I practice selective Christianity. And so do you. And so do those who pretend they don't-- acting as if they and God have all the same answers.
When threatened, we easily toss aside Jesus’ teachings that do not fit our fears-- as if we were given an exemption card to play at will.
Perhaps one of the most needed confessions among modern American Christians is that we practice a pick-and-choose faith that resembles a food product stuffed with fillers and preservatives but mislabeled as 100 percent pure.
Faithfulness is hard in that Jesus called his followers to do very difficult things-- like loving enemies, responding to evil with good, walking second miles and giving away stuff.

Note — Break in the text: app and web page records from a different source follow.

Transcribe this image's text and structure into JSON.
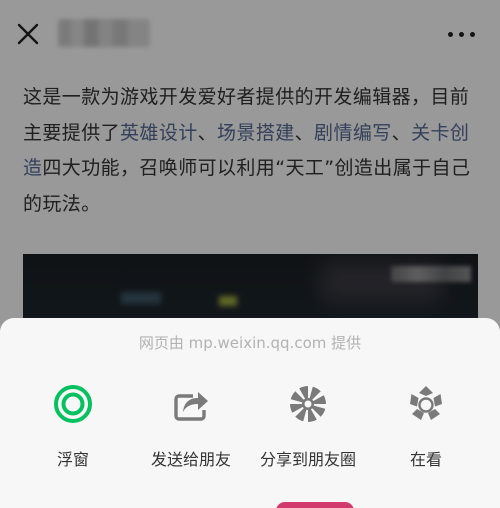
{
  "article": {
    "paragraph_start": "这是一款为游戏开发爱好者提供的开发编辑器，目前主要提供了",
    "features": [
      "英雄设计",
      "场景搭建",
      "剧情编写",
      "关卡创造"
    ],
    "separator": "、",
    "paragraph_end": "四大功能，召唤师可以利用“天工”创造出属于自己的玩法。"
  },
  "share_sheet": {
    "source_text": "网页由 mp.weixin.qq.com 提供",
    "actions": [
      {
        "label": "浮窗",
        "icon": "floating-window-icon"
      },
      {
        "label": "发送给朋友",
        "icon": "send-to-friend-icon"
      },
      {
        "label": "分享到朋友圈",
        "icon": "moments-icon"
      },
      {
        "label": "在看",
        "icon": "wow-icon"
      }
    ]
  },
  "colors": {
    "link": "#576b95",
    "floating_window_green": "#07c160",
    "icon_gray": "#7a7a7a"
  }
}
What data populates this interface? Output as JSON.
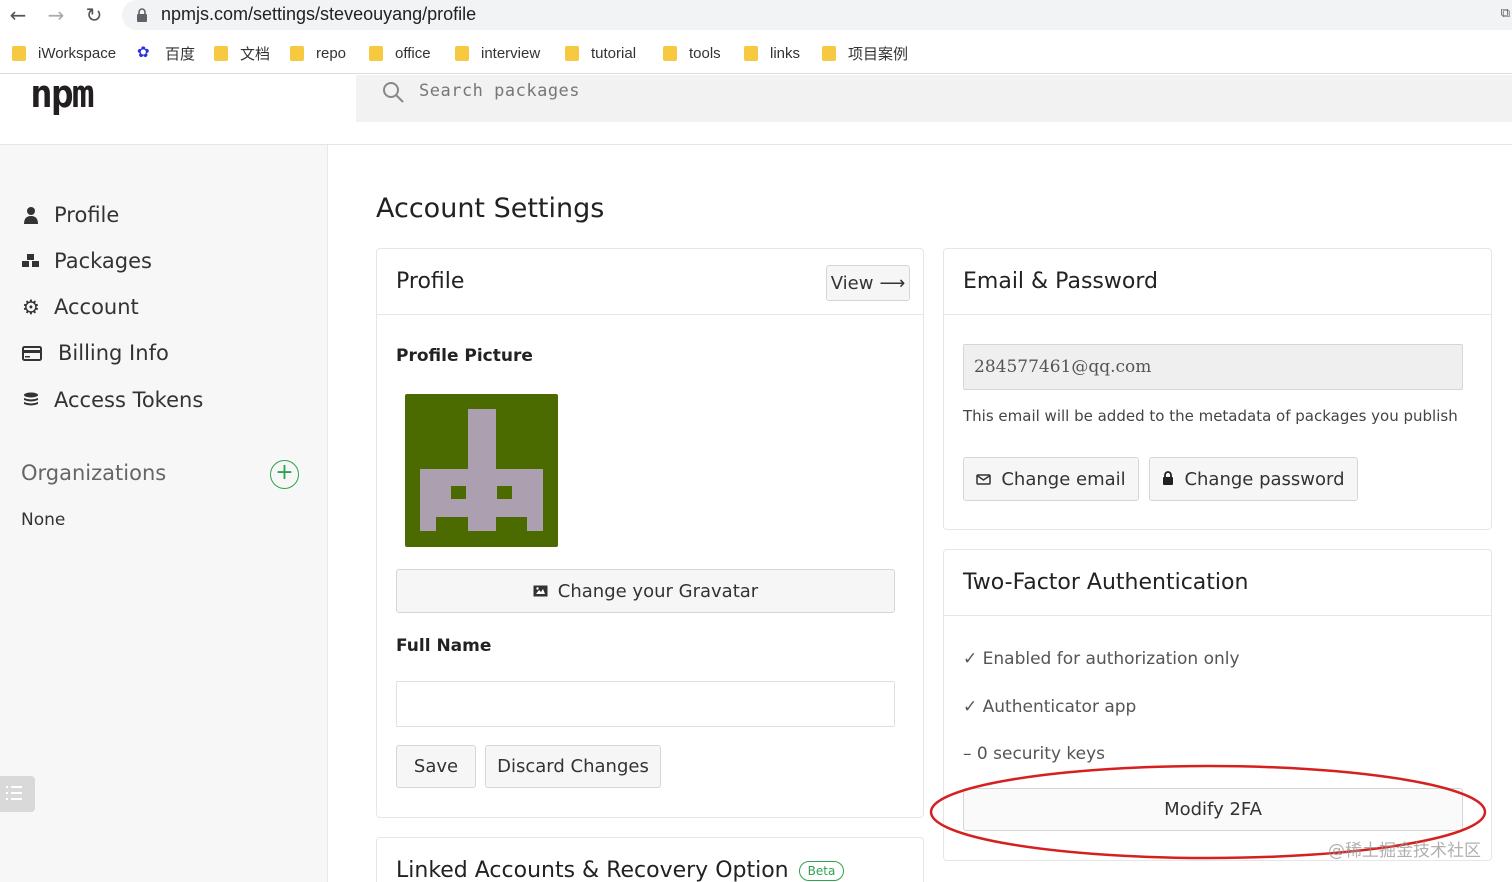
{
  "browser": {
    "url": "npmjs.com/settings/steveouyang/profile",
    "bookmarks": [
      "iWorkspace",
      "百度",
      "文档",
      "repo",
      "office",
      "interview",
      "tutorial",
      "tools",
      "links",
      "项目案例"
    ]
  },
  "header": {
    "logo": "npm",
    "search_placeholder": "Search packages"
  },
  "sidebar": {
    "items": [
      {
        "label": "Profile",
        "icon": "user-icon"
      },
      {
        "label": "Packages",
        "icon": "cubes-icon"
      },
      {
        "label": "Account",
        "icon": "gear-icon"
      },
      {
        "label": "Billing Info",
        "icon": "credit-card-icon"
      },
      {
        "label": "Access Tokens",
        "icon": "database-icon"
      }
    ],
    "organizations_title": "Organizations",
    "organizations_value": "None"
  },
  "main": {
    "title": "Account Settings",
    "profile_card": {
      "title": "Profile",
      "view_label": "View",
      "picture_label": "Profile Picture",
      "gravatar_button": "Change your Gravatar",
      "full_name_label": "Full Name",
      "full_name_value": "",
      "save_label": "Save",
      "discard_label": "Discard Changes"
    },
    "linked_card": {
      "title": "Linked Accounts & Recovery Option",
      "badge": "Beta"
    },
    "email_card": {
      "title": "Email & Password",
      "email_value": "284577461@qq.com",
      "note": "This email will be added to the metadata of packages you publish",
      "change_email": "Change email",
      "change_password": "Change password"
    },
    "tfa_card": {
      "title": "Two-Factor Authentication",
      "lines": [
        "✓ Enabled for authorization only",
        "✓ Authenticator app",
        "– 0 security keys"
      ],
      "modify_label": "Modify 2FA"
    }
  },
  "watermark": "@稀土掘金技术社区",
  "colors": {
    "avatar_bg": "#4b6b00",
    "avatar_fg": "#ab9fb0",
    "annotation": "#d62020",
    "accent_green": "#2ea44f"
  }
}
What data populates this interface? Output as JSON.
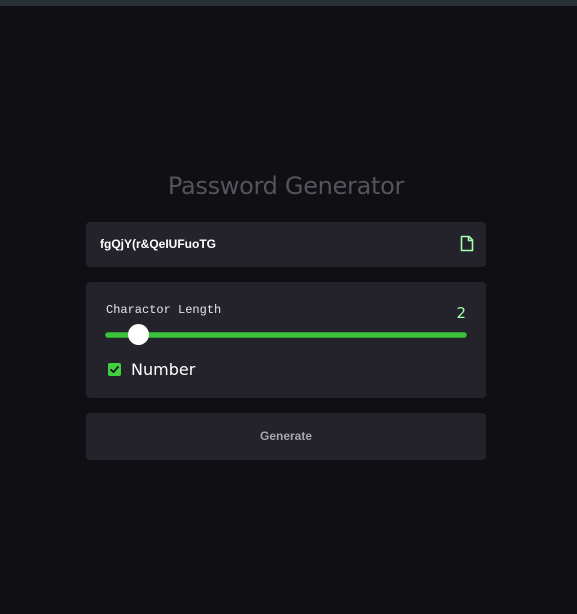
{
  "app": {
    "title": "Password Generator"
  },
  "password": {
    "value": "fgQjY(r&QeIUFuoTG",
    "copy_icon": "copy-file-icon"
  },
  "settings": {
    "length_label": "Charactor Length",
    "length_value": "2",
    "slider_fraction": 0.09,
    "checkbox_label": "Number",
    "checkbox_checked": true
  },
  "actions": {
    "generate_label": "Generate"
  },
  "colors": {
    "background": "#0f0f14",
    "panel": "#24232b",
    "accent": "#3ec23e",
    "value_green": "#a4ffaf",
    "title": "#55535c"
  }
}
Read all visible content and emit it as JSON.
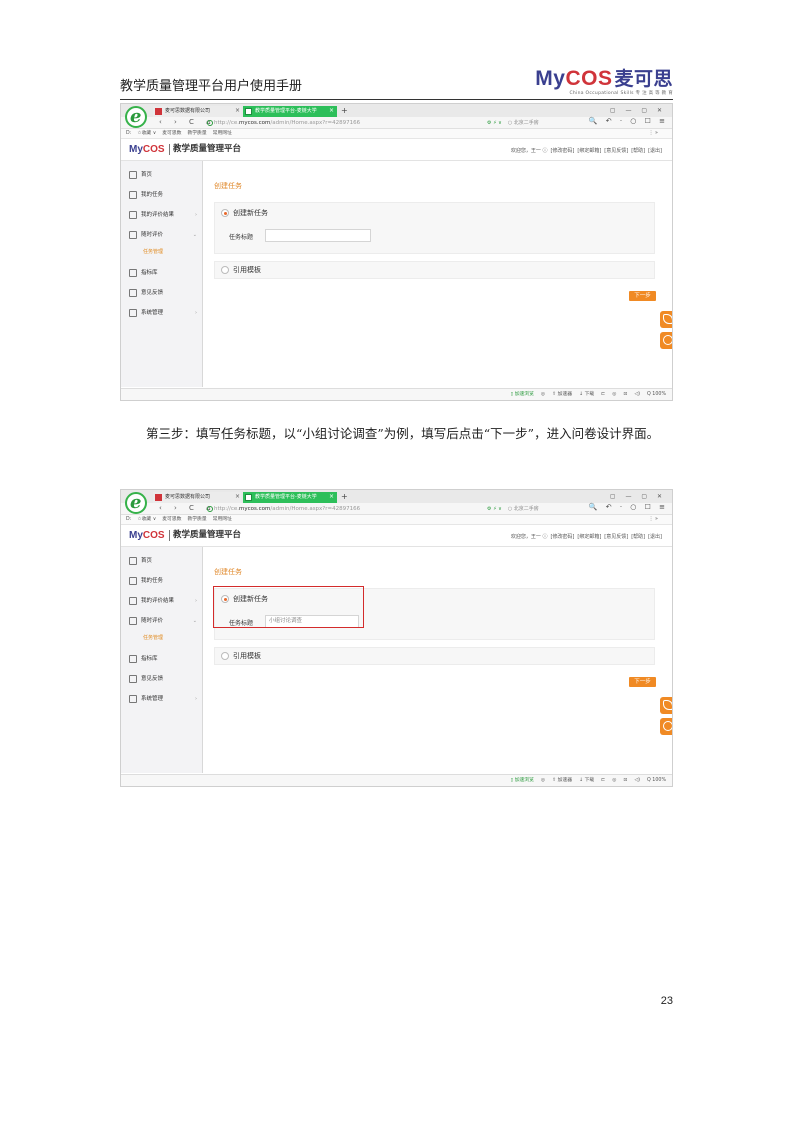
{
  "header": {
    "doc_title": "教学质量管理平台用户使用手册",
    "logo_text_1": "My",
    "logo_text_2": "COS",
    "logo_cn": "麦可思",
    "logo_tagline": "China Occupational Skills  专 注 高 等 教 育"
  },
  "browser": {
    "tab1_title": "麦可思数据有限公司",
    "tab2_title": "教学质量管理平台-麦链大学",
    "tab_close": "×",
    "new_tab": "+",
    "window_controls": "▢ — ▢ ✕",
    "nav_buttons": "‹ › C ⌂",
    "url_prefix": "http://ce.",
    "url_domain": "mycos.com",
    "url_path": "/admin/Home.aspx?r=42897166",
    "search_engine": "⚙ ⚡ ∨",
    "search_placeholder": "○ 北京二手房",
    "right_tools": "🔍 ↶ · ○ ☐ ≡",
    "bookmarks": [
      "D:",
      "☆收藏 ∨",
      "麦可思数",
      "教学质量",
      "常用网址"
    ],
    "bookmarks_right": "⋮ »"
  },
  "app": {
    "logo_1": "My",
    "logo_2": "COS",
    "name": "教学质量管理平台",
    "user_links": [
      "欢迎您，王一 ⓘ",
      "[修改密码]",
      "[绑定邮箱]",
      "[意见反馈]",
      "[帮助]",
      "[退出]"
    ],
    "sidebar": [
      {
        "label": "首页",
        "icon": "home-icon"
      },
      {
        "label": "我的任务",
        "icon": "user-icon"
      },
      {
        "label": "我的评价结果",
        "icon": "list-icon",
        "arrow": "›"
      },
      {
        "label": "随时评价",
        "icon": "document-icon",
        "arrow": "⌄"
      },
      {
        "label": "指标库",
        "icon": "bar-chart-icon"
      },
      {
        "label": "意见反馈",
        "icon": "mail-icon"
      },
      {
        "label": "系统管理",
        "icon": "gear-icon",
        "arrow": "›"
      }
    ],
    "sidebar_subitem": "任务管理",
    "section_title": "创建任务",
    "option_new": "创建新任务",
    "field_label": "任务标题",
    "option_template": "引用模板",
    "next_button": "下一步",
    "statusbar": [
      "▯ 加速浏览",
      "◎",
      "⇪ 加速器",
      "↓ 下载",
      "⊏",
      "◎",
      "⊡",
      "◁)",
      "Q 100%"
    ]
  },
  "screenshots": [
    {
      "input_value": ""
    },
    {
      "input_value": "小组讨论调查"
    }
  ],
  "body_text": "第三步：填写任务标题，以“小组讨论调查”为例，填写后点击“下一步”，进入问卷设计界面。",
  "page_number": "23",
  "colors": {
    "accent": "#f08a24",
    "brand_blue": "#3a3f8f",
    "brand_red": "#d0343a",
    "highlight": "#d32b2b",
    "browser_green": "#2dbf5a"
  }
}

Yet it is not complicated in that the call to Christian discipleship can be discerned and explained as modeled by Jesus. It is grace-driven, other-focused, community-rooted and hope-filled. It is not a short course in discipleship or even a long educational experience that ends with a diploma to hang on a wall.
Yes, living a faithful Christian life is hard, but it is not complicated. And at best, we do so with great selectivity.
Therefore, one of the most faithful, hopeful acts of a disciple is to confess one's selectivity and then seek to move a step further down that hard, yet grace-filled, trail.
The entire post can be read here.